We know, you want to read more, eat better and exercise regularly in 2020. But music fans should also resolve to support the city’s thriving music scene — and not just by going to blockbuster concerts and Red Rocks (though, by all means, knock yourself out).
Here are ten ways to be a better Denver music fan in 2020:
Some time after the record industry collapsed, it became clear that one of the best ways bands could make money was by touring — and not just touring, but selling merch. So consider those T-shirts and posters you’re hoping to pick up at your next concert to be much more than an investment in your wardrobe or your wall. They’re bread and butter for up-and-coming and big-name musicians alike.
Support the Indies
If you’re tired of high-priced tickets and big arena sound, we recommend going to some of the city’s smaller and independently run venues. Consider the hi-dive, Mutiny Information Cafe, Streets Denver, the Mercury Cafe, Seventh Circle Music Collective, Rhinoceropolis and the Oriental Theater, for starters.
Go to Levitt Pavilion
Levitt Pavilion puts on dozens of absolutely free concerts every year in gorgeous Ruby Hill Park. The nonprofit venue doesn’t just host a slew of amazing Denver bands; it also pays them a fair rate. And with the money you save, you can put it right back into buying band merch. So what are you waiting for? (Oh, yeah...summer.) Get ready for some serious free fun.
Shop Record Stores
Wax Trax Records, Twist & Shout, Chain Reaction Records and many more record stores offer a mix of vinyl, CDs and more. Buy local, buy often, and request local bands’ albums while you’re there. Keep an eye out for special events and in-shop shows. We had the chance to see Mumford & Sons at Twist & Shout in 2019, and it proved to be one of the best concerts we saw all year.
We can’t say this enough. If you want to be going to shows for years to come, protect those eardrums! Bring ear protection wherever you go. Really!
Donate to Amazing Music Nonprofits
We love Denver bands, and we also love what many of the city’s nonprofits are doing for the local music scene.

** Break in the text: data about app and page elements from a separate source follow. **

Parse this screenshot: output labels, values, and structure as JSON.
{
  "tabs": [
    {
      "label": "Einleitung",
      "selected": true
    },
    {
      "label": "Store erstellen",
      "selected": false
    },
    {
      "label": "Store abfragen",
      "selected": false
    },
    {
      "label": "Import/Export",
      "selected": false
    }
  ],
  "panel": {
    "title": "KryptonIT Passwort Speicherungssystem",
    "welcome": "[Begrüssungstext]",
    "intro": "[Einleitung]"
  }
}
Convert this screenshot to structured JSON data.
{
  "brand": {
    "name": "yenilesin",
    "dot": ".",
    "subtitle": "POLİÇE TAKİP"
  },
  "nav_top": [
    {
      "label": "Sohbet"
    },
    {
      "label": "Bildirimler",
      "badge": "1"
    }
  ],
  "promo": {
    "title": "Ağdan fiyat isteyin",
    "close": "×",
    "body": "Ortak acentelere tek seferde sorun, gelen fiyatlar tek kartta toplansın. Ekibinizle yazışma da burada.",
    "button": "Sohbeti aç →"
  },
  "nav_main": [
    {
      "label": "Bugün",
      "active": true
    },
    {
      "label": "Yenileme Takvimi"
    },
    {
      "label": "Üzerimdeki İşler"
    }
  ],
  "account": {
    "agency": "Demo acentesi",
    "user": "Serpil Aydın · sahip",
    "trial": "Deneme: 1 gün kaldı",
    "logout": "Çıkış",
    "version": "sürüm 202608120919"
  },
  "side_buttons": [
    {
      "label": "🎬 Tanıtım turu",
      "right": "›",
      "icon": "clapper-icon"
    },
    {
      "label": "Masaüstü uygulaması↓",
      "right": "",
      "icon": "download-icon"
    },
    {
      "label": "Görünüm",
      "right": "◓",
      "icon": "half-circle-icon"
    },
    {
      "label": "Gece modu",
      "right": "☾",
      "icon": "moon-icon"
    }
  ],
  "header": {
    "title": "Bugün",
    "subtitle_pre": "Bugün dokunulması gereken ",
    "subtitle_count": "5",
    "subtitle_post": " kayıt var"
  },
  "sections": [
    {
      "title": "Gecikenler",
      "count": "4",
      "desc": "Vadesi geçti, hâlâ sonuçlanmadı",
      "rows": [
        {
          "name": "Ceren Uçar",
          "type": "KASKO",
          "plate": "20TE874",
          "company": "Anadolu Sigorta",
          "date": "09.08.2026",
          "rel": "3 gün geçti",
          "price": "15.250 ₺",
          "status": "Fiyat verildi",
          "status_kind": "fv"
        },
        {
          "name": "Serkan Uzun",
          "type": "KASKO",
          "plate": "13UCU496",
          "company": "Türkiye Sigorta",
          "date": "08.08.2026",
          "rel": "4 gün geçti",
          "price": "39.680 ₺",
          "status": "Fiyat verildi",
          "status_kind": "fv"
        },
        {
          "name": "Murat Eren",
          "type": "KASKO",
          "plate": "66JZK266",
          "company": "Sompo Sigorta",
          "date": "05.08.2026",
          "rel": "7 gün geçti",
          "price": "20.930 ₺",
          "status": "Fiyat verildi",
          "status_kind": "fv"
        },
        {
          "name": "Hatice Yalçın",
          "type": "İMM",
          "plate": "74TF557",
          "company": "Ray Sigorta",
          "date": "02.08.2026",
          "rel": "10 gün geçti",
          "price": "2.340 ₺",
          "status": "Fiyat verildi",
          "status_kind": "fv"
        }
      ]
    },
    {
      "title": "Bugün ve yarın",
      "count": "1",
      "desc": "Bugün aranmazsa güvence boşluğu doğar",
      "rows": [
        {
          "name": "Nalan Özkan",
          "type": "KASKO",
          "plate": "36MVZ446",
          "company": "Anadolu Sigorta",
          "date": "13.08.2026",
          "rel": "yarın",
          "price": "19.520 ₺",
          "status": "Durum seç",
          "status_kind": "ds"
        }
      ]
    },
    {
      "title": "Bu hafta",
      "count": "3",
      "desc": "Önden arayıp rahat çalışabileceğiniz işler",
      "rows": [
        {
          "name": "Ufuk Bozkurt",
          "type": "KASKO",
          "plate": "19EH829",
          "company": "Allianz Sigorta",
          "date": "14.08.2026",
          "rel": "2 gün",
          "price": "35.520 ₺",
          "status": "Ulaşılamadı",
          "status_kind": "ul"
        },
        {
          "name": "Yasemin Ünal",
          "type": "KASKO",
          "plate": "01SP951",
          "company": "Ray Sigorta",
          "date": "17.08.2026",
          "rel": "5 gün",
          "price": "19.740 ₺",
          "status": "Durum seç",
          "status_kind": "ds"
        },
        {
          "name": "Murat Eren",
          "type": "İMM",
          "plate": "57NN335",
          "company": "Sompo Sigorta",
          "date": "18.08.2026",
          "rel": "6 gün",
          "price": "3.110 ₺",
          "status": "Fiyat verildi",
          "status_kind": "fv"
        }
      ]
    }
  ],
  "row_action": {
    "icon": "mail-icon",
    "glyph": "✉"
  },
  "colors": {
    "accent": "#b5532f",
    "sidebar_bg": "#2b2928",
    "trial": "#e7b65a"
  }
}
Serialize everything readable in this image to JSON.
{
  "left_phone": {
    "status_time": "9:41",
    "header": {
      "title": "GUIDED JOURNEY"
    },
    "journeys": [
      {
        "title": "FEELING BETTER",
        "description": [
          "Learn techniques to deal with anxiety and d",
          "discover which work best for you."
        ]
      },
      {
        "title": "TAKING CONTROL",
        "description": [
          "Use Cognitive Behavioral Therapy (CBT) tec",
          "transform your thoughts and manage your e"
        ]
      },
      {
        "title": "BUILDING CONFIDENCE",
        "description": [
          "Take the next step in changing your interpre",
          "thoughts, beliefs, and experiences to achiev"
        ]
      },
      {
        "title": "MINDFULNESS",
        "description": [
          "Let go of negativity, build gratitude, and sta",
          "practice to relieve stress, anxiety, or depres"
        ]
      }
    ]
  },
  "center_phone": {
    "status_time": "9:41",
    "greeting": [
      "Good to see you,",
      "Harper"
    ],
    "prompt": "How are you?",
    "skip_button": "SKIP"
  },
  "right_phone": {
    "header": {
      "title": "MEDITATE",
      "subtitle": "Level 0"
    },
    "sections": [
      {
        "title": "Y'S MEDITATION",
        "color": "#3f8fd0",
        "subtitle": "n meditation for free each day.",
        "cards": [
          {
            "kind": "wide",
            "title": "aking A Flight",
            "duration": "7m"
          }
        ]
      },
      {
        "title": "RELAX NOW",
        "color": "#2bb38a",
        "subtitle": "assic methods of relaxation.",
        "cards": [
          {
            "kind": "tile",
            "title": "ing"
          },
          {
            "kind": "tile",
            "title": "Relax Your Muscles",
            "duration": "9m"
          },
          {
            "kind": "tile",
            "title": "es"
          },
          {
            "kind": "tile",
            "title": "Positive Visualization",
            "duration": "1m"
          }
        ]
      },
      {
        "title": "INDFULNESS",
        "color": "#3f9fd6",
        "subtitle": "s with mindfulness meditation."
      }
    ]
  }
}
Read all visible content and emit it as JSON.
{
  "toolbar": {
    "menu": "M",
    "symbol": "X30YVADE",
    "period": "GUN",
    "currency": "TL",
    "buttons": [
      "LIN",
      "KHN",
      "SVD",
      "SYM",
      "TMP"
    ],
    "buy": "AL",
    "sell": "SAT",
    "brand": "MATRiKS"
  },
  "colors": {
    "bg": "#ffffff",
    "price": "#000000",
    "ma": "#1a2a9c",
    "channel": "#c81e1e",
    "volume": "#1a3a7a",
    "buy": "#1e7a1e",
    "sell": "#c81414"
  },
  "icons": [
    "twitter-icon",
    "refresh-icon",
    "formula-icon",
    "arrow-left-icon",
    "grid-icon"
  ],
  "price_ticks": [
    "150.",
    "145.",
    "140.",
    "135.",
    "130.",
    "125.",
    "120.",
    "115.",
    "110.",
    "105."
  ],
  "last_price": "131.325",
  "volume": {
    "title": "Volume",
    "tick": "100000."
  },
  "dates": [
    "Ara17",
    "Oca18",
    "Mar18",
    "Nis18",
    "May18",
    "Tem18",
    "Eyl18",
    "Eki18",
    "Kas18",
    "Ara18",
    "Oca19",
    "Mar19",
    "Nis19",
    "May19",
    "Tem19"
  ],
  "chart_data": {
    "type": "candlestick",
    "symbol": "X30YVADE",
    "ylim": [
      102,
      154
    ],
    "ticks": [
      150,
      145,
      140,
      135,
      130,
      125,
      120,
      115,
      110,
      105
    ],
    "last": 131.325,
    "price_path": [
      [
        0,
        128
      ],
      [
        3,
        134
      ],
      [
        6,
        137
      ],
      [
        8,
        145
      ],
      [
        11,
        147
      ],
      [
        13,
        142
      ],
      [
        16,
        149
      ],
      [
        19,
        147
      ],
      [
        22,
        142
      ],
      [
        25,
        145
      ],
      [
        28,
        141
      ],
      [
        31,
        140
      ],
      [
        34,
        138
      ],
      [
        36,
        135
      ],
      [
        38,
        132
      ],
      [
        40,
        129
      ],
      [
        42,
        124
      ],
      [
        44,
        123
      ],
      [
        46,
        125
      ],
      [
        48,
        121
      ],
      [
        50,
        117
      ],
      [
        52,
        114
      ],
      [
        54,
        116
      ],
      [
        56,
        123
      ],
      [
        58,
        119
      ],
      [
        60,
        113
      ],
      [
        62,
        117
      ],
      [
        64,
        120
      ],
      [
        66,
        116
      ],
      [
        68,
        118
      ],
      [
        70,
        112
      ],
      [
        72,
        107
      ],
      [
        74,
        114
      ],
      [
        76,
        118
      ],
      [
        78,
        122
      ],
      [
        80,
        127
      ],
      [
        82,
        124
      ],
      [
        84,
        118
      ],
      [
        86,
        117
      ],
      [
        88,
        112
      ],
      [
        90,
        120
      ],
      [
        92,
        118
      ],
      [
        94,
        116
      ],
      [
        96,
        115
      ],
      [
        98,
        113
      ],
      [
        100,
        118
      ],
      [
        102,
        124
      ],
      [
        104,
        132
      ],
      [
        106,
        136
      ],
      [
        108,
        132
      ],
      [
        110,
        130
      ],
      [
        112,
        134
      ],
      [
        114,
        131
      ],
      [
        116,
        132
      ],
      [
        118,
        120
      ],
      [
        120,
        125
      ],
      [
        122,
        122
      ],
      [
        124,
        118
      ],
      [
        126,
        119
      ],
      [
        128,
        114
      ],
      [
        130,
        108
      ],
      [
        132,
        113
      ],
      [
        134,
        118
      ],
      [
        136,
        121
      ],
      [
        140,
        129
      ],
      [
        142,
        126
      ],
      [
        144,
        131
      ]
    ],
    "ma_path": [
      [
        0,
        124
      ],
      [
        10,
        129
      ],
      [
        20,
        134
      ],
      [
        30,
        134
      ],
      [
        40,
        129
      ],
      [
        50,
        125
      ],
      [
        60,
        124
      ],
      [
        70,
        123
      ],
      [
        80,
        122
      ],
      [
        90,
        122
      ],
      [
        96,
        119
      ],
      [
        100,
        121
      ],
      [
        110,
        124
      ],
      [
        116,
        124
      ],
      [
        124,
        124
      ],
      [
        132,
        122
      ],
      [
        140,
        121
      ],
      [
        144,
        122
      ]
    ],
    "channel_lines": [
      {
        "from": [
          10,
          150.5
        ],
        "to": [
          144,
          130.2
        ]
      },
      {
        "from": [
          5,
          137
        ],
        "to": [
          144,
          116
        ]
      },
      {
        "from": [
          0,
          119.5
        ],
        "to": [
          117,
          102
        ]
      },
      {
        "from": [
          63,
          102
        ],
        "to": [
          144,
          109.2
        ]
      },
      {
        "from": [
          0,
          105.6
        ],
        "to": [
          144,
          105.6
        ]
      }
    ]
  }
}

We’re particularly fond of Youth on Record’s educational programming (and employment of Denver musicians). Swallow Hill is an incredible folk-music institution. Levitt Pavilion also runs, in part, on donations. So write these good folks a check.
Check Out Music You Don’t Know
Just because you haven’t heard of something doesn’t mean it’s not good — or not relevant. We hear gripes from readers who begrudge venues for booking artists they’re unfamiliar with. Seriously? Isn’t discovering new music half the fun? And it’s also good for your brain! So if you love rock, consider an EDM show. If you only listen to bass music, head to Swallow Hill. And if bluegrass is your, er, jam, try a string quartet or opera in a bar.
Marijuana Deals Near You
We Believe Local Journalism is Critical to the Life of a City
Engaging with our readers is essential to Westword's mission. Make a financial contribution or sign up for a newsletter, and help us keep telling Denver's stories with no paywalls.
Support Our Journalism
Spread the Word
If there are bands you love, share them with your friends on social media. New songs? Share them. New music video? Share it. Somebody writes about music you like? Share the story. New show? Share the details. You get the point. Make a playlist. Make a mixtape. Hang a poster. Wear a shirt. You are your favorite musician’s best publicist!
Learn an instrument. There are plenty of music schools around Denver, from turntable classes to music classes for kids through School of Rock or Girls Rock. Try something new or perfect a skill you already have. Maybe by next year, you can blast your own music outside the Denver Performing Arts Complex like crowd favorites Brothers of Brass and friends (who have found themselves in hot water for doing so).
Talk to Us
If there’s a band you love, an interesting trend or a problem in the music community — anything you think we should know — hit us up at email@example.com. As always, we’re resolved to cover what’s going on in the music scene in the new year, and we hope you’re willing to share your favorite artists and stories as they emerge.